The Angel Islington is a well-known property in Monopoly, and if you know the area, it’s a short walk up the Pentonville Road from Kings Cross. Situated on a hill, it’s not an area where you might expect flooding is a problem, but it was in the news last week after a water main burst.
As the BBC news report (5 December 2016) mentions, about 100 people were evacuated from their homes, water was up to 2m deep in the basements of some properties, and there was significant damage to homes and businesses.
Basements are at obvious risk from flooding from all sources, and because of their importance, we’ve started collecting information about the presence of basements within our UKBuildings product.

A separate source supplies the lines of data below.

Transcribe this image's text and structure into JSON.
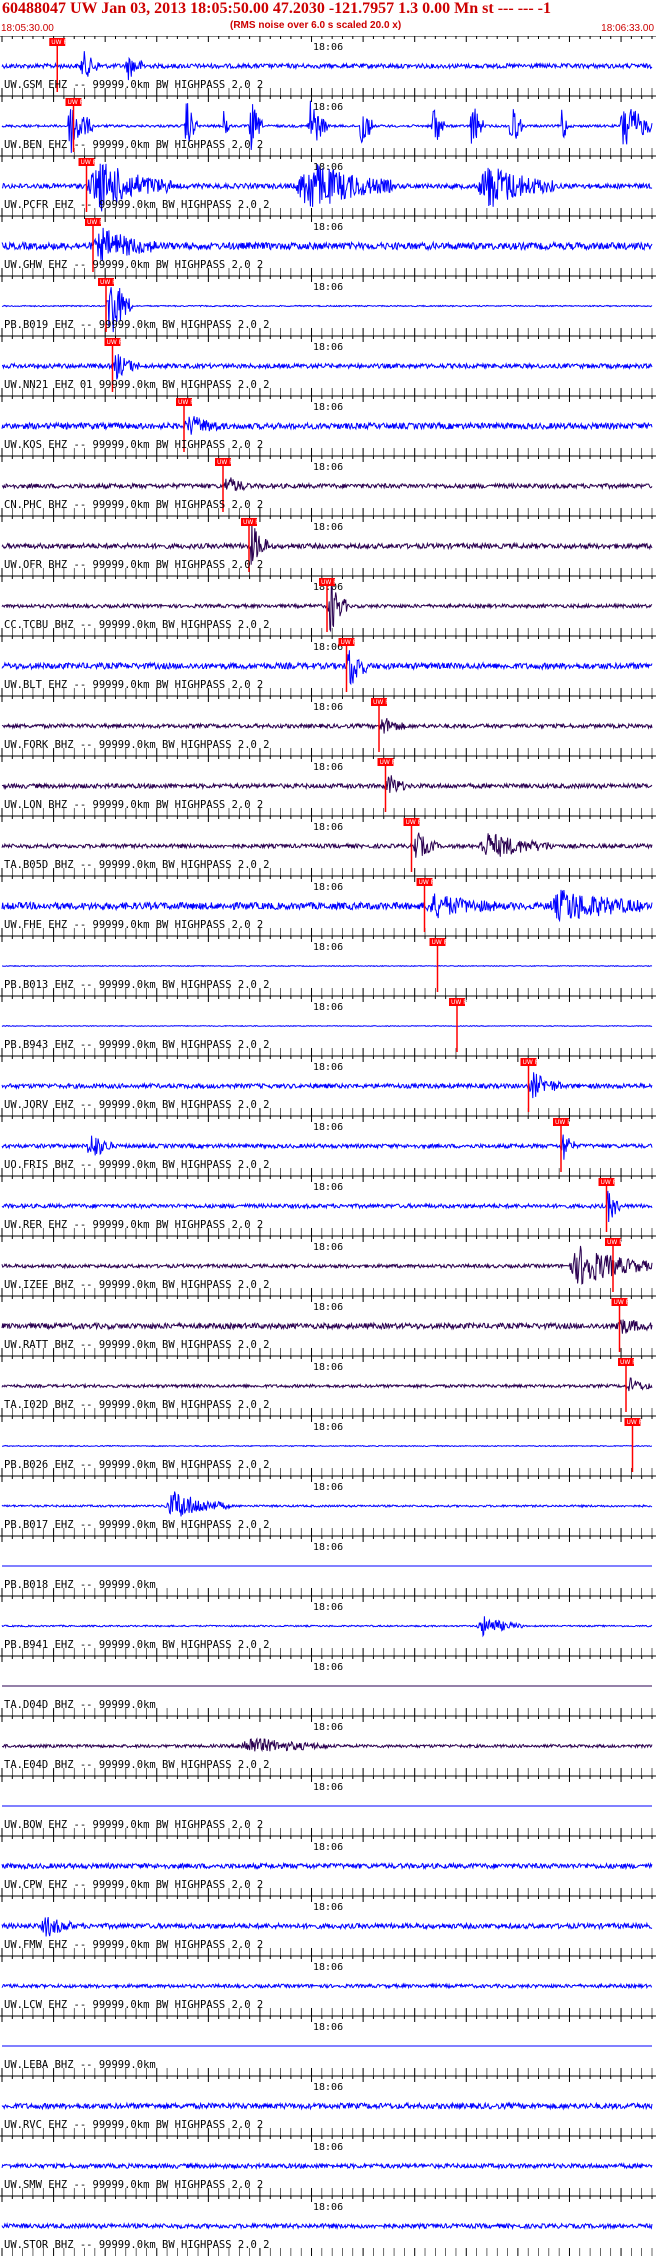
{
  "header": {
    "event_line": "60488047 UW Jan 03, 2013 18:05:50.00   47.2030 -121.7957  1.3 0.00 Mn st --- --- -1",
    "start_time": "18:05:30.00",
    "end_time": "18:06:33.00",
    "rms_note": "(RMS noise over 6.0 s scaled 20.0 x)"
  },
  "chart_data": {
    "type": "line",
    "title": "60488047 UW Jan 03, 2013 18:05:50.00   47.2030 -121.7957  1.3 0.00 Mn st --- --- -1",
    "x_range": [
      "18:05:30.00",
      "18:06:33.00"
    ],
    "time_tick_label": "18:06",
    "grid": false,
    "pick_label": "UW P",
    "colors": {
      "blue": "#0000ff",
      "dark": "#2a0050",
      "pick": "#ff0000"
    },
    "traces": [
      {
        "label": "UW.GSM EHZ -- 99999.0km BW  HIGHPASS  2.0  2",
        "color": "blue",
        "pick": 0.085,
        "amp": 0.45,
        "bursts": [
          [
            0.12,
            0.15,
            3.0
          ],
          [
            0.19,
            0.22,
            2.5
          ]
        ]
      },
      {
        "label": "UW.BEN EHZ -- 99999.0km BW  HIGHPASS  2.0  2",
        "color": "blue",
        "pick": 0.11,
        "amp": 0.25,
        "bursts": [
          [
            0.1,
            0.14,
            6.0
          ],
          [
            0.28,
            0.3,
            6.0
          ],
          [
            0.34,
            0.35,
            6.0
          ],
          [
            0.38,
            0.4,
            6.0
          ],
          [
            0.47,
            0.5,
            6.0
          ],
          [
            0.55,
            0.57,
            6.0
          ],
          [
            0.66,
            0.68,
            6.0
          ],
          [
            0.72,
            0.74,
            6.0
          ],
          [
            0.78,
            0.8,
            6.0
          ],
          [
            0.86,
            0.87,
            6.0
          ],
          [
            0.95,
            1.0,
            6.0
          ]
        ]
      },
      {
        "label": "UW.PCFR EHZ -- 99999.0km BW  HIGHPASS  2.0  2",
        "color": "blue",
        "pick": 0.13,
        "amp": 0.5,
        "bursts": [
          [
            0.13,
            0.26,
            5.0
          ],
          [
            0.45,
            0.6,
            5.0
          ],
          [
            0.73,
            0.85,
            4.5
          ]
        ]
      },
      {
        "label": "UW.GHW EHZ -- 99999.0km BW  HIGHPASS  2.0  2",
        "color": "blue",
        "pick": 0.14,
        "amp": 0.7,
        "bursts": [
          [
            0.14,
            0.24,
            3.0
          ]
        ]
      },
      {
        "label": "PB.B019 EHZ -- 99999.0km BW  HIGHPASS  2.0  2",
        "color": "blue",
        "pick": 0.16,
        "amp": 0.12,
        "bursts": [
          [
            0.16,
            0.2,
            8.0
          ]
        ]
      },
      {
        "label": "UW.NN21 EHZ 01 99999.0km BW  HIGHPASS  2.0  2",
        "color": "blue",
        "pick": 0.17,
        "amp": 0.45,
        "bursts": [
          [
            0.17,
            0.21,
            2.5
          ]
        ]
      },
      {
        "label": "UW.KOS EHZ -- 99999.0km BW  HIGHPASS  2.0  2",
        "color": "blue",
        "pick": 0.28,
        "amp": 0.6,
        "bursts": [
          [
            0.28,
            0.34,
            1.8
          ]
        ]
      },
      {
        "label": "CN.PHC BHZ -- 99999.0km BW  HIGHPASS  2.0  2",
        "color": "dark",
        "pick": 0.34,
        "amp": 0.45,
        "bursts": [
          [
            0.34,
            0.38,
            1.8
          ]
        ]
      },
      {
        "label": "UW.OFR BHZ -- 99999.0km BW  HIGHPASS  2.0  2",
        "color": "dark",
        "pick": 0.38,
        "amp": 0.5,
        "bursts": [
          [
            0.38,
            0.41,
            4.5
          ]
        ]
      },
      {
        "label": "CC.TCBU BHZ -- 99999.0km BW  HIGHPASS  2.0  2",
        "color": "dark",
        "pick": 0.5,
        "amp": 0.35,
        "bursts": [
          [
            0.5,
            0.53,
            6.0
          ]
        ]
      },
      {
        "label": "UW.BLT EHZ -- 99999.0km BW  HIGHPASS  2.0  2",
        "color": "blue",
        "pick": 0.53,
        "amp": 0.6,
        "bursts": [
          [
            0.53,
            0.56,
            5.0
          ]
        ]
      },
      {
        "label": "UW.FORK BHZ -- 99999.0km BW  HIGHPASS  2.0  2",
        "color": "dark",
        "pick": 0.58,
        "amp": 0.4,
        "bursts": [
          [
            0.58,
            0.62,
            1.8
          ]
        ]
      },
      {
        "label": "UW.LON BHZ -- 99999.0km BW  HIGHPASS  2.0  2",
        "color": "dark",
        "pick": 0.59,
        "amp": 0.45,
        "bursts": [
          [
            0.59,
            0.62,
            2.5
          ]
        ]
      },
      {
        "label": "TA.B05D BHZ -- 99999.0km BW  HIGHPASS  2.0  2",
        "color": "dark",
        "pick": 0.63,
        "amp": 0.4,
        "bursts": [
          [
            0.63,
            0.67,
            3.0
          ],
          [
            0.73,
            0.85,
            2.5
          ]
        ]
      },
      {
        "label": "UW.FHE EHZ -- 99999.0km BW  HIGHPASS  2.0  2",
        "color": "blue",
        "pick": 0.65,
        "amp": 0.7,
        "bursts": [
          [
            0.65,
            0.76,
            2.0
          ],
          [
            0.84,
            0.99,
            3.0
          ]
        ]
      },
      {
        "label": "PB.B013 EHZ -- 99999.0km BW  HIGHPASS  2.0  2",
        "color": "blue",
        "pick": 0.67,
        "amp": 0.08,
        "bursts": []
      },
      {
        "label": "PB.B943 EHZ -- 99999.0km BW  HIGHPASS  2.0  2",
        "color": "blue",
        "pick": 0.7,
        "amp": 0.08,
        "bursts": []
      },
      {
        "label": "UW.JORV EHZ -- 99999.0km BW  HIGHPASS  2.0  2",
        "color": "blue",
        "pick": 0.81,
        "amp": 0.45,
        "bursts": [
          [
            0.81,
            0.86,
            2.5
          ]
        ]
      },
      {
        "label": "UO.FRIS BHZ -- 99999.0km BW  HIGHPASS  2.0  2",
        "color": "blue",
        "pick": 0.86,
        "amp": 0.4,
        "bursts": [
          [
            0.13,
            0.17,
            3.0
          ],
          [
            0.86,
            0.88,
            3.5
          ]
        ]
      },
      {
        "label": "UW.RER EHZ -- 99999.0km BW  HIGHPASS  2.0  2",
        "color": "blue",
        "pick": 0.93,
        "amp": 0.4,
        "bursts": [
          [
            0.93,
            0.95,
            4.0
          ]
        ]
      },
      {
        "label": "UW.IZEE BHZ -- 99999.0km BW  HIGHPASS  2.0  2",
        "color": "dark",
        "pick": 0.94,
        "amp": 0.35,
        "bursts": [
          [
            0.87,
            1.0,
            4.0
          ]
        ]
      },
      {
        "label": "UW.RATT BHZ -- 99999.0km BW  HIGHPASS  2.0  2",
        "color": "dark",
        "pick": 0.95,
        "amp": 0.55,
        "bursts": [
          [
            0.94,
            1.0,
            1.5
          ]
        ]
      },
      {
        "label": "TA.I02D BHZ -- 99999.0km BW  HIGHPASS  2.0  2",
        "color": "dark",
        "pick": 0.96,
        "amp": 0.3,
        "bursts": [
          [
            0.96,
            1.0,
            1.5
          ]
        ]
      },
      {
        "label": "PB.B026 EHZ -- 99999.0km BW  HIGHPASS  2.0  2",
        "color": "blue",
        "pick": 0.97,
        "amp": 0.1,
        "bursts": []
      },
      {
        "label": "PB.B017 EHZ -- 99999.0km BW  HIGHPASS  2.0  2",
        "color": "blue",
        "pick": null,
        "amp": 0.2,
        "bursts": [
          [
            0.25,
            0.35,
            3.0
          ]
        ]
      },
      {
        "label": "PB.B018 EHZ -- 99999.0km",
        "color": "blue",
        "pick": null,
        "amp": 0.0,
        "bursts": []
      },
      {
        "label": "PB.B941 EHZ -- 99999.0km BW  HIGHPASS  2.0  2",
        "color": "blue",
        "pick": null,
        "amp": 0.15,
        "bursts": [
          [
            0.73,
            0.8,
            2.0
          ]
        ]
      },
      {
        "label": "TA.D04D BHZ -- 99999.0km",
        "color": "dark",
        "pick": null,
        "amp": 0.0,
        "bursts": []
      },
      {
        "label": "TA.E04D BHZ -- 99999.0km BW  HIGHPASS  2.0  2",
        "color": "dark",
        "pick": null,
        "amp": 0.3,
        "bursts": [
          [
            0.36,
            0.5,
            1.6
          ]
        ]
      },
      {
        "label": "UW.BOW EHZ -- 99999.0km BW  HIGHPASS  2.0  2",
        "color": "blue",
        "pick": null,
        "amp": 0.0,
        "bursts": []
      },
      {
        "label": "UW.CPW EHZ -- 99999.0km BW  HIGHPASS  2.0  2",
        "color": "blue",
        "pick": null,
        "amp": 0.5,
        "bursts": []
      },
      {
        "label": "UW.FMW EHZ -- 99999.0km BW  HIGHPASS  2.0  2",
        "color": "blue",
        "pick": null,
        "amp": 0.5,
        "bursts": [
          [
            0.06,
            0.11,
            2.0
          ]
        ]
      },
      {
        "label": "UW.LCW EHZ -- 99999.0km BW  HIGHPASS  2.0  2",
        "color": "blue",
        "pick": null,
        "amp": 0.35,
        "bursts": []
      },
      {
        "label": "UW.LEBA BHZ -- 99999.0km",
        "color": "blue",
        "pick": null,
        "amp": 0.0,
        "bursts": []
      },
      {
        "label": "UW.RVC EHZ -- 99999.0km BW  HIGHPASS  2.0  2",
        "color": "blue",
        "pick": null,
        "amp": 0.55,
        "bursts": []
      },
      {
        "label": "UW.SMW EHZ -- 99999.0km BW  HIGHPASS  2.0  2",
        "color": "blue",
        "pick": null,
        "amp": 0.45,
        "bursts": []
      },
      {
        "label": "UW.STOR BHZ -- 99999.0km BW  HIGHPASS  2.0  2",
        "color": "blue",
        "pick": null,
        "amp": 0.45,
        "bursts": []
      }
    ]
  }
}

A basement is defined as part or all of a structure that is below the surrounding ground level and has either an exterior door/entrance or some way of allowing light into the structure—a window, grill, glass panels in the pavement, etc. A building is classified as having a basement if there is evidence from the street of either the door/entrance, a window, or grill.
Basements are typically found in pre-1914 residential properties. They can occur in modern houses but are far less common. Basements are also found in non-residential buildings, such as public houses, churches, Victorian school buildings, Victorian retail high streets, and modern tall office blocks.
The basement data below (properties with basements are highlighted in black) is shown on a background of our detailed UKMap large scale mapping.
The GeoInformation Group supplies our UKBuildingsproduct to many utility and insurance companies for use in a variety of applications. We’re currently working with water companies to provide information about buildings with basements to them, too. That will allow them to analyse the risk of incidents, like the one in Islington, and prioritise maintenance and renewal programs accordingly.